• University Hospitals of North Midlands Trust to keep “winter pressure” beds open until June
  • Trust opened 120 community beds to ease pressure on acute services over winter
  • Applies for permission to permanently open 70 additional beds

A trust with one of the worst-performing emergency departments in the country is planning to keep its extra winter capacity open until the summer, HSJ can reveal.

University Hospitals of North Midlands has confirmed the beds at Bradwell Community Hospital will remain open until at least June.

Paula Clark

Paula Clark said the additional beds will give the health economy ‘time and flexibility’

The trust opened 120 beds in December in response to “severe winter pressures”, chief executive Paula Clark said in a statement to HSJ. The trust has also asked NHS Improvement for approval to permanently open 75 additional beds.

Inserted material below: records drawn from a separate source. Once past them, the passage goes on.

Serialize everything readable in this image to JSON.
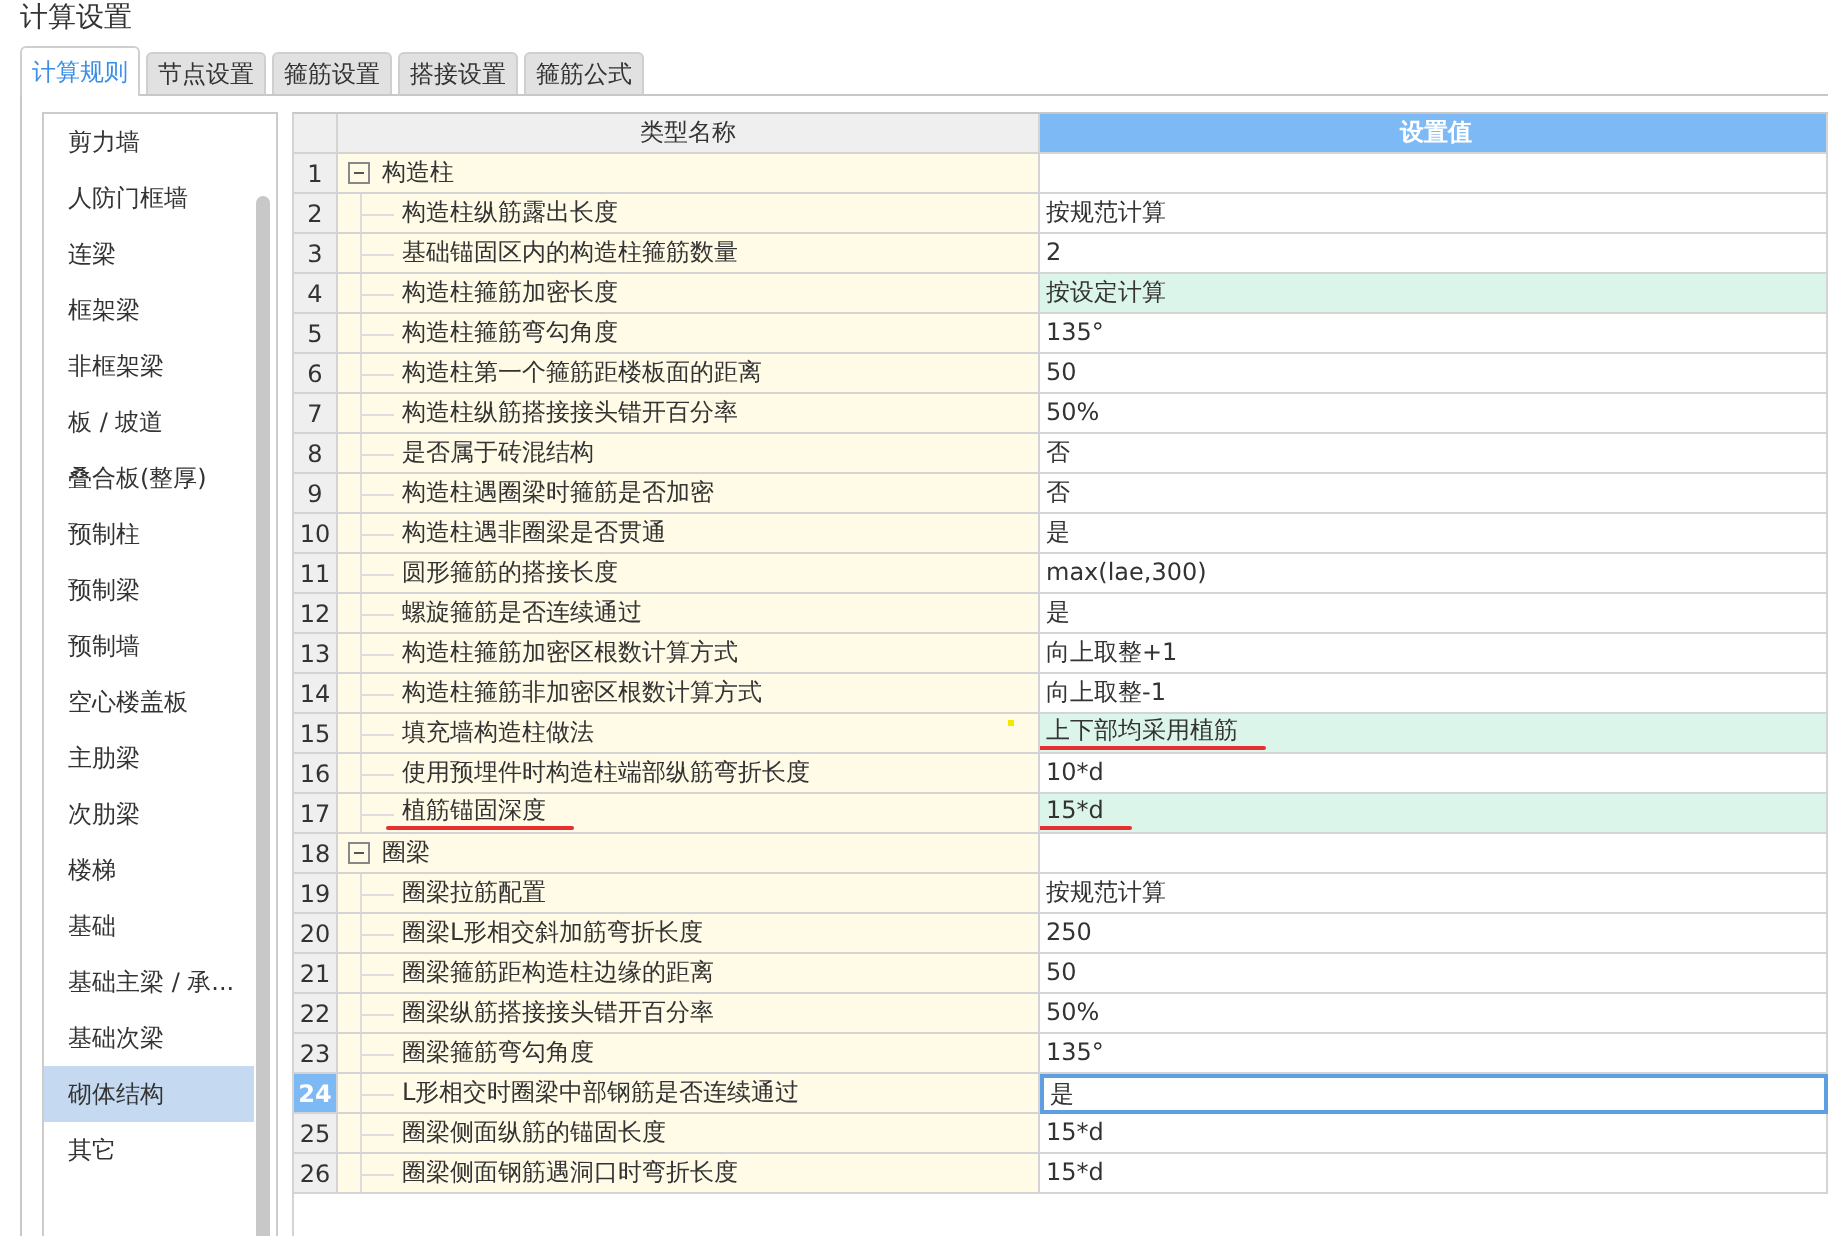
{
  "window": {
    "title": "计算设置"
  },
  "tabs": [
    {
      "label": "计算规则",
      "selected": true
    },
    {
      "label": "节点设置",
      "selected": false
    },
    {
      "label": "箍筋设置",
      "selected": false
    },
    {
      "label": "搭接设置",
      "selected": false
    },
    {
      "label": "箍筋公式",
      "selected": false
    }
  ],
  "sidebar": {
    "items": [
      {
        "label": "剪力墙",
        "selected": false
      },
      {
        "label": "人防门框墙",
        "selected": false
      },
      {
        "label": "连梁",
        "selected": false
      },
      {
        "label": "框架梁",
        "selected": false
      },
      {
        "label": "非框架梁",
        "selected": false
      },
      {
        "label": "板 / 坡道",
        "selected": false
      },
      {
        "label": "叠合板(整厚)",
        "selected": false
      },
      {
        "label": "预制柱",
        "selected": false
      },
      {
        "label": "预制梁",
        "selected": false
      },
      {
        "label": "预制墙",
        "selected": false
      },
      {
        "label": "空心楼盖板",
        "selected": false
      },
      {
        "label": "主肋梁",
        "selected": false
      },
      {
        "label": "次肋梁",
        "selected": false
      },
      {
        "label": "楼梯",
        "selected": false
      },
      {
        "label": "基础",
        "selected": false
      },
      {
        "label": "基础主梁 / 承...",
        "selected": false
      },
      {
        "label": "基础次梁",
        "selected": false
      },
      {
        "label": "砌体结构",
        "selected": true
      },
      {
        "label": "其它",
        "selected": false
      }
    ]
  },
  "table": {
    "columns": [
      "类型名称",
      "设置值"
    ],
    "rows": [
      {
        "kind": "group",
        "num": "1",
        "name": "构造柱",
        "expanded": true,
        "selected": false
      },
      {
        "kind": "item",
        "num": "2",
        "name": "构造柱纵筋露出长度",
        "value": "按规范计算",
        "changed": false,
        "selected": false
      },
      {
        "kind": "item",
        "num": "3",
        "name": "基础锚固区内的构造柱箍筋数量",
        "value": "2",
        "changed": false,
        "selected": false
      },
      {
        "kind": "item",
        "num": "4",
        "name": "构造柱箍筋加密长度",
        "value": "按设定计算",
        "changed": true,
        "selected": false
      },
      {
        "kind": "item",
        "num": "5",
        "name": "构造柱箍筋弯勾角度",
        "value": "135°",
        "changed": false,
        "selected": false
      },
      {
        "kind": "item",
        "num": "6",
        "name": "构造柱第一个箍筋距楼板面的距离",
        "value": "50",
        "changed": false,
        "selected": false
      },
      {
        "kind": "item",
        "num": "7",
        "name": "构造柱纵筋搭接接头错开百分率",
        "value": "50%",
        "changed": false,
        "selected": false
      },
      {
        "kind": "item",
        "num": "8",
        "name": "是否属于砖混结构",
        "value": "否",
        "changed": false,
        "selected": false
      },
      {
        "kind": "item",
        "num": "9",
        "name": "构造柱遇圈梁时箍筋是否加密",
        "value": "否",
        "changed": false,
        "selected": false
      },
      {
        "kind": "item",
        "num": "10",
        "name": "构造柱遇非圈梁是否贯通",
        "value": "是",
        "changed": false,
        "selected": false
      },
      {
        "kind": "item",
        "num": "11",
        "name": "圆形箍筋的搭接长度",
        "value": "max(lae,300)",
        "changed": false,
        "selected": false
      },
      {
        "kind": "item",
        "num": "12",
        "name": "螺旋箍筋是否连续通过",
        "value": "是",
        "changed": false,
        "selected": false
      },
      {
        "kind": "item",
        "num": "13",
        "name": "构造柱箍筋加密区根数计算方式",
        "value": "向上取整+1",
        "changed": false,
        "selected": false
      },
      {
        "kind": "item",
        "num": "14",
        "name": "构造柱箍筋非加密区根数计算方式",
        "value": "向上取整-1",
        "changed": false,
        "selected": false
      },
      {
        "kind": "item",
        "num": "15",
        "name": "填充墙构造柱做法",
        "value": "上下部均采用植筋",
        "changed": true,
        "selected": false,
        "flag": true,
        "value_underlined": true
      },
      {
        "kind": "item",
        "num": "16",
        "name": "使用预埋件时构造柱端部纵筋弯折长度",
        "value": "10*d",
        "changed": false,
        "selected": false
      },
      {
        "kind": "item",
        "num": "17",
        "name": "植筋锚固深度",
        "value": "15*d",
        "changed": true,
        "selected": false,
        "name_underlined": true,
        "value_underlined": true
      },
      {
        "kind": "group",
        "num": "18",
        "name": "圈梁",
        "expanded": true,
        "selected": false
      },
      {
        "kind": "item",
        "num": "19",
        "name": "圈梁拉筋配置",
        "value": "按规范计算",
        "changed": false,
        "selected": false
      },
      {
        "kind": "item",
        "num": "20",
        "name": "圈梁L形相交斜加筋弯折长度",
        "value": "250",
        "changed": false,
        "selected": false
      },
      {
        "kind": "item",
        "num": "21",
        "name": "圈梁箍筋距构造柱边缘的距离",
        "value": "50",
        "changed": false,
        "selected": false
      },
      {
        "kind": "item",
        "num": "22",
        "name": "圈梁纵筋搭接接头错开百分率",
        "value": "50%",
        "changed": false,
        "selected": false
      },
      {
        "kind": "item",
        "num": "23",
        "name": "圈梁箍筋弯勾角度",
        "value": "135°",
        "changed": false,
        "selected": false
      },
      {
        "kind": "item",
        "num": "24",
        "name": "L形相交时圈梁中部钢筋是否连续通过",
        "value": "是",
        "changed": false,
        "selected": true
      },
      {
        "kind": "item",
        "num": "25",
        "name": "圈梁侧面纵筋的锚固长度",
        "value": "15*d",
        "changed": false,
        "selected": false
      },
      {
        "kind": "item",
        "num": "26",
        "name": "圈梁侧面钢筋遇洞口时弯折长度",
        "value": "15*d",
        "changed": false,
        "selected": false
      }
    ]
  }
}
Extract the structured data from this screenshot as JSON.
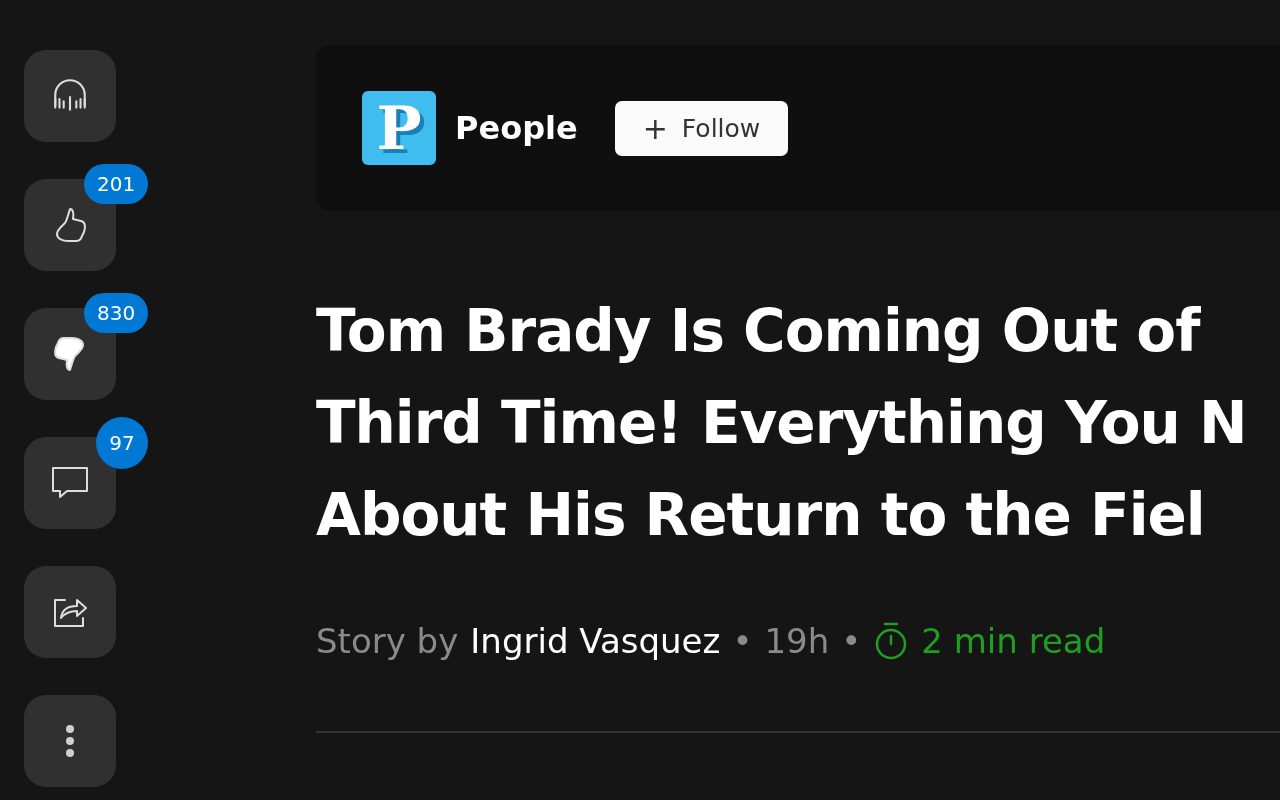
{
  "actions": [
    {
      "kind": "listen"
    },
    {
      "kind": "like",
      "selected": false,
      "count": "201"
    },
    {
      "kind": "dislike",
      "selected": true,
      "count": "830"
    },
    {
      "kind": "comment",
      "selected": false,
      "count": "97"
    },
    {
      "kind": "share"
    },
    {
      "kind": "more"
    }
  ],
  "publisher": {
    "logo_letter": "P",
    "name": "People",
    "follow_button": {
      "icon": "+",
      "label": "Follow"
    }
  },
  "article": {
    "title_lines": [
      "Tom Brady Is Coming Out of",
      "Third Time! Everything You N",
      "About His Return to the Fiel"
    ],
    "byline": {
      "prefix": "Story by",
      "author": "Ingrid Vasquez",
      "separator_1": "•",
      "age": "19h",
      "separator_2": "•",
      "read_time": "2 min read"
    }
  }
}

Two sources have said the trust’s decision to keep winter beds open was in response recommendations made by Staffordshire sustainability and transformation partnership chair Sir Neil McKay, in an unpublished review into the region’s emergency care problems.

HSJ understands the review was carried out at the request of national urgent and emergency care director Dame Pauline Phillip.

NHS England data showed that in December and January, the trust was in the top 10 worst performers in the country on the four hour target for both type one and all other admissions.

North Staffordshire and Stoke on Trent clinical commissioning groups confirmed the trust will use money allocated under the winter pressures fund to pay for the beds. In 2016, commissioners identified that the provider had a bed deficit of 132.

Ms Clark said: “UHNM regularly has up to 200 patients who are medically fit waiting to be discharged from our hospitals, very high demand within our accident and emergency departments, and lengthy waits for beds.

“The wards at Bradwell Community Hospital were temporarily opened in December 2017 as a response to severe winter pressures, and commissioners have agreed that these can remain open until June 2018.

“Having this facility available to provide additional capacity as we move into the summer allows the health and care system the time and flexibility to ensure that community initiatives such as discharge to assess and ‘home first’ are working as they should be.”

The decision follows a report by the Independent Reconfiguration Panel in October criticising the CCGs for the temporary closure of community hospital beds without consultation and the implementation of the “My Care My Way – home first” community services scheme.

The IRP report said: “Although there has been extra investment in out of hospital services, the closure of community beds to date is associated with cost cutting rather than the implementation of better services with improved outcomes for patients.

“Without a solid case for change, the NHS has not established a robust programme for change and experienced a number of false starts.”

However, the IRP has said it will not pursue a further investigation.

A spokeswoman for the CCGs said: “We recognise there is a lot to learn from the [IRP] findings but we were assured by the fact that the IRP said since we now have processes in place to do the consultation, there was not call for action.

“The scope [of the consultation] has changed because we have learnt a lot from the IRP and what people have told us and [the consultation] shouldn’t just focus on beds, it should focus on the actual provision of services across the piece, so whether that is GP hubs voluntary sector services or outpatient clinics or diagnostics services it’s a much bigger picture for what those community beds should be used for.”

She said since the introduction of discharge to assess schemes by commissioners last year, the average delayed discharge has come down from 6 days to 1.3 days.

Trust extends winter pressures plan until summer